A family mission: Shefta’s preparing for Greek aid mission
They say when it comes to charity work, two hands are often better than one.
Thankfully for the Shefta family, ten hands will be on deck this December as they embark on a team aid mission to the Greek city of Thessaloniki.
Mum and Dad, Nasar and Rubina, will be accompanied by seasoned aid givers, sisters Samar and Sitara, as well as 17-year-old Usman, when they head off on their assignment on Saturday 3rd December.
Together they will help some of the world’s most vulnerable refugees who continue to arrive in the country after feeling war in their home countries of Iraq, Syria, Afghanistan and elsewhere.
With the target of delivering much needed warm meals, water, tents, blankets and even medical support to families who call the camps ‘home’, the Sheftas will spend one week in Thessaloniki.

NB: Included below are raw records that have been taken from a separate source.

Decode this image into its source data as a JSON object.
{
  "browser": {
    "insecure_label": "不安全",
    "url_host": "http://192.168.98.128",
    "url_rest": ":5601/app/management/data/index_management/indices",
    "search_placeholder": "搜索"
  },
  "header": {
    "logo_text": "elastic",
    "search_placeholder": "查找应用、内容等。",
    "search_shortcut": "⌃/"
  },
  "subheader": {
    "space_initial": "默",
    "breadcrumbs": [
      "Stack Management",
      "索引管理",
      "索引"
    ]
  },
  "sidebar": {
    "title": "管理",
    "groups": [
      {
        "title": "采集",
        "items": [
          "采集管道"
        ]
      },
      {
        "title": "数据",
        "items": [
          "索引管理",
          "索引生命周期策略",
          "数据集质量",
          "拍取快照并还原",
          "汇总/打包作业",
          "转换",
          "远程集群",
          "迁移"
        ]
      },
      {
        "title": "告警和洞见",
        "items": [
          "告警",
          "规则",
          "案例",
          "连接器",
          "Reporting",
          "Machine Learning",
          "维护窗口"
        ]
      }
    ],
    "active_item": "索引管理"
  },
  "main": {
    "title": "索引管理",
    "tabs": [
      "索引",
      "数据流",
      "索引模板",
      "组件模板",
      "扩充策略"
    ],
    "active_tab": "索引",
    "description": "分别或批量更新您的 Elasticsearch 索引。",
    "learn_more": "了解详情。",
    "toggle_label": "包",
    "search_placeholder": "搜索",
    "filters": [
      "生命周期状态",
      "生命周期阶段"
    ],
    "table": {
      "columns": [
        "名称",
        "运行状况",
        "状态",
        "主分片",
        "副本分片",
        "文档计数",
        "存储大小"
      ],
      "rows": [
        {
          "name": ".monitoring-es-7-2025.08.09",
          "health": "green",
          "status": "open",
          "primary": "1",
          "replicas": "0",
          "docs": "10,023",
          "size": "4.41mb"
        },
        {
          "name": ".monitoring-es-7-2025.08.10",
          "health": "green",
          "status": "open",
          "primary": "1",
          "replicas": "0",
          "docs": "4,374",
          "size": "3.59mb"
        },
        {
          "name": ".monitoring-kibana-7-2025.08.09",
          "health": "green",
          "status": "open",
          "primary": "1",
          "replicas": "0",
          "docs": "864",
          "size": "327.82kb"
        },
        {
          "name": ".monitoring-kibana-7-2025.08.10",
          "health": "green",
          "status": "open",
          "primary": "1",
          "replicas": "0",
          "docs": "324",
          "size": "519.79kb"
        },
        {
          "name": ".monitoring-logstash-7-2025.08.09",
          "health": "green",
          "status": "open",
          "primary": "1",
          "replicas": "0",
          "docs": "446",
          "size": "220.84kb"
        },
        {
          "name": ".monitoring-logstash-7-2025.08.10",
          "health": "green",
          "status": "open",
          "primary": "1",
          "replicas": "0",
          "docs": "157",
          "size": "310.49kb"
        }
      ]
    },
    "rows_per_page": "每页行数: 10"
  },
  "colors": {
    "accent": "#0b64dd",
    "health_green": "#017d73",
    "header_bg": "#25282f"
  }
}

Samar, 33, and Sitara, 26, have previously completed two aid missions to the island of Lesbos before and are both excited to be bringing their family this year.
“As a family, we have always been quite active in charity work, and over the past year-and-a-half we’ve taken a much more active, hands-on role,” Sitara explained.
“We (Samar and Sitara) have already visited Lesbos twice and know firsthand just how unsanitary and distressing the conditions are out there. We simply need to help.
“We know we can't change the world, but we're hoping to make a few lives a little better and bring some hope to people fleeing war and persecution in what must be an unimaginably painful time in their lives.”
Last winter, the sisters were able to work with their parents during an aid mission to Calais’ Jungle refugee camp.
With youngest sibling Usman signed up to take part in this year’s Thessaloniki trip, it really is a family affair.
Sitara added: “I’m really proud of my parents coming this year and especially my younger brother. It goes to show that it doesn’t matter how old you are, everyone can help out and it is just about being human.
“When you are out there, it feels like the right thing to do. It could be any of us in that situation one day and I know if I was in their shoes, I would want help as well.”
Throughout all their past aid missions, the family have always covered their own travel and accommodation expenses, ensuring every penny they raise goes towards purchasing aid for refugees.
In January of this year, Samar and Sitara were able to raise £10,000 through donations to spend on supplies in Lesbos and they are hoping to hit a similar figure this time around.
“Because people had seen what we had done in the past, we were able to fundraise a lot of money for our trip earlier this year,” Samar said.
“Since then, both my sister and I have continued to be involved behind the scenes.
“As a GP, I’ve been able to send out a lot of medical aid through third parties and we’ve managed to provide warm meals also. It’s just so hard to do it from so far away.”
With less than two weeks until departure, the Sheftas are prepared for their travels and will work as a team with a mixture of skills to the benefit of the refugees.
“I’m the loud one who gets people’s attention, Mum’s the empathetic one, dad’s the organiser, Samar’s the specialist and Usman will be the negotiator and the friend,” Sitara added. “Together I think we are a great team.”
Nasar, who at 62-years-old will be the oldest member of the group, says the trip to Calais was a real eye-opener and is expecting much the same in Thessaloniki.
“I’ve wanted to do something like this for quite a while, and at the risk of sounding like a parent, my daughters have been so inspirational for me,” he said. “They were on the national news last time they went over there and that made me so proud.
“Unfortunately we weren’t able to go out for a variety of reasons and I said this time I’d really love to go out. I’m hoping we can make a contribution.
“It’s the least really which we can do. It was an eye-opener going to Calais and I’m expecting a similar experience this time around.”
Rubina added: “As a mother and grandmother, I know that I could not see my child suffer in the way these kids are being forced to live. If I can make just one child smile that will be a success for me.”